- Many advanced features are premium features
The bottom line on WordPress page builders: WordPress page builders allow you more flexibility, but require more time, attention, and an eye for design.
Should you use a WordPress theme or a WordPress page builder for your site?
Whether or not you use a WordPress theme or a WordPress page builder plugin depends on how much you want to customize your website and how much work you want to do.
Who should use a WordPress theme?
You may want to opt for a WordPress theme if the following describes you:
- You’re not very tech-savvy and just want a “set it and forget it” design
- You don’t have a great eye for design
- You like the theme settings and customization options of your favorite theme
- You don’t want to make any changes to your theme
- You know basic coding if you do want to make changes to your theme
- You don’t care if you can’t customize the pages and post elements
- You like the layout options of a particular theme
- You don’t plan on making any CSS customizations to your website
- You want to turn on automatic theme updates
- You want to install and activate plugins to provide more website functionality
- Simplicity is important to you
Who should use a WordPress page builder?
On the other hand, consider a WordPress page builder if this describes you:
- You like learning new things
- Drag and drop editing appeals to you
- You have an eye for design
- You are a creative individual
- You don’t want to learn any coding
- You don’t ever want to have to touch the back-end of your WordPress website
- You want to be able to customize your pages and posts
- You want to switch up the layout of your website
- You want more flexibility than a theme will offer
- You don’t want too many plugins on your website but still want added functionality
- You don’t plan to migrate your website to a theme later
- You are patient and don’t need to launch your website right away
Host your WordPress site on a reliable web hosting platform
And there you have it! Those are the main differences between a WordPress theme and a WordPress page builder, the pros and cons of each, and how to know which one is a better fit for you.
Regardless of which way you plan to create your website, you’ll need a reliable web hosting platform.
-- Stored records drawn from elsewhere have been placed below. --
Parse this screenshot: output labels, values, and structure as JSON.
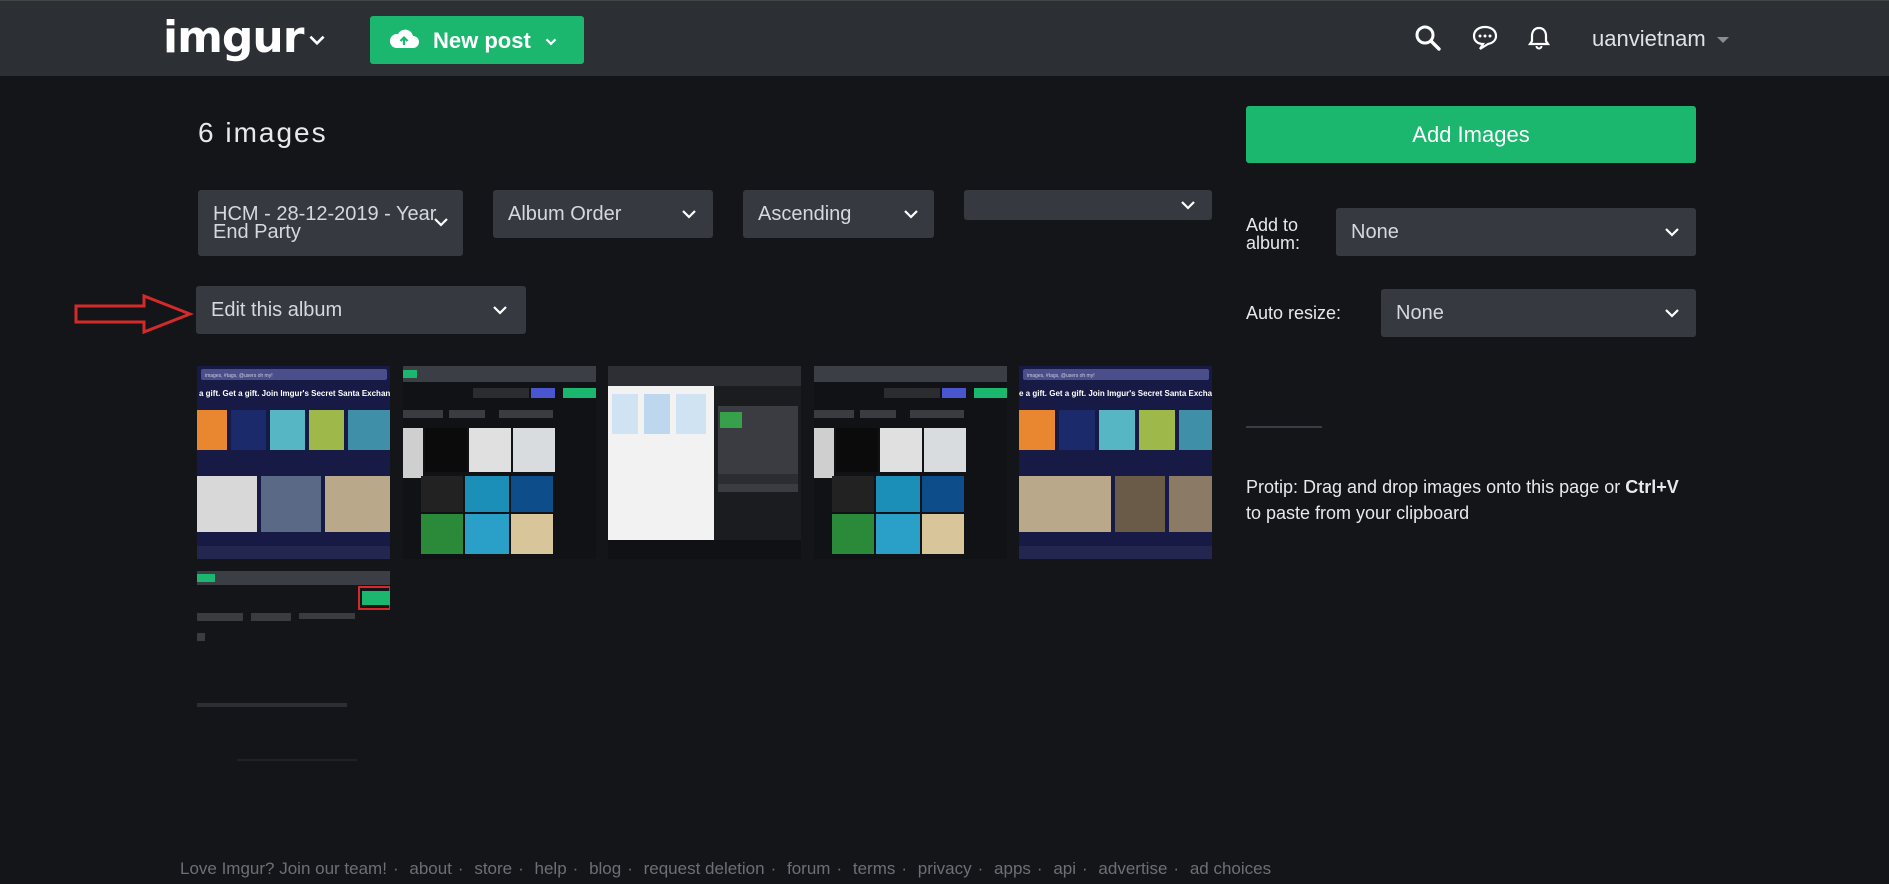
{
  "header": {
    "logo": "imgur",
    "new_post_label": "New post",
    "username": "uanvietnam"
  },
  "main": {
    "heading": "6 images",
    "filters": {
      "album_select": "HCM - 28-12-2019 - Year End Party",
      "sort_select": "Album Order",
      "order_select": "Ascending",
      "extra_select": ""
    },
    "edit_select": "Edit this album",
    "thumbnails": [
      {
        "top_text": "a gift. Get a gift. Join Imgur's Secret Santa Exchan",
        "search_placeholder": "images, #tags, @users oh my!"
      },
      {
        "top_text": "",
        "search_placeholder": ""
      },
      {
        "top_text": "",
        "search_placeholder": ""
      },
      {
        "top_text": "",
        "search_placeholder": ""
      },
      {
        "top_text": "e a gift. Get a gift. Join Imgur's Secret Santa Exchan",
        "search_placeholder": "images, #tags, @users oh my!"
      },
      {
        "top_text": "",
        "search_placeholder": ""
      }
    ]
  },
  "sidebar": {
    "add_images_label": "Add Images",
    "add_to_album_label": "Add to album:",
    "add_to_album_value": "None",
    "auto_resize_label": "Auto resize:",
    "auto_resize_value": "None",
    "protip_prefix": "Protip: Drag and drop images onto this page or",
    "protip_key": "Ctrl+V",
    "protip_suffix": "to paste from your clipboard"
  },
  "footer": {
    "links": [
      "Love Imgur? Join our team!",
      "about",
      "store",
      "help",
      "blog",
      "request deletion",
      "forum",
      "terms",
      "privacy",
      "apps",
      "api",
      "advertise",
      "ad choices"
    ]
  },
  "colors": {
    "background": "#141518",
    "topbar": "#2c2f34",
    "accent_green": "#1bb76e",
    "select_bg": "#36393f",
    "annotation_arrow": "#d42a2a"
  },
  "icons": {
    "logo_menu": "chevron-down-icon",
    "upload": "cloud-upload-icon",
    "search": "search-icon",
    "chat": "chat-bubble-icon",
    "notifications": "bell-icon"
  }
}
HostGator provides affordable WordPress web hosting and several other web hosting options for other content management platforms.
If you are interested in using a site builder to make your website, you’ll be happy to learn that HostGator just launched a new website builder that will help you design a custom, gorgeous, eCommerce-friendly site in no time at all.
Ashley R. Cummings is a professional freelance writer specializing in SaaS, tech, and advertising/marketing. In a previous life, she was a Russian teacher at Brigham Young University, a corporate trainer, and a grad student—all at the same time. When she’s not writing, you can find her traveling the world with her 2 kids and husband, reading poetry or taking a deep dive into the fabulous world of comedy. Connect with her on Twitter at @ashleyrcummings.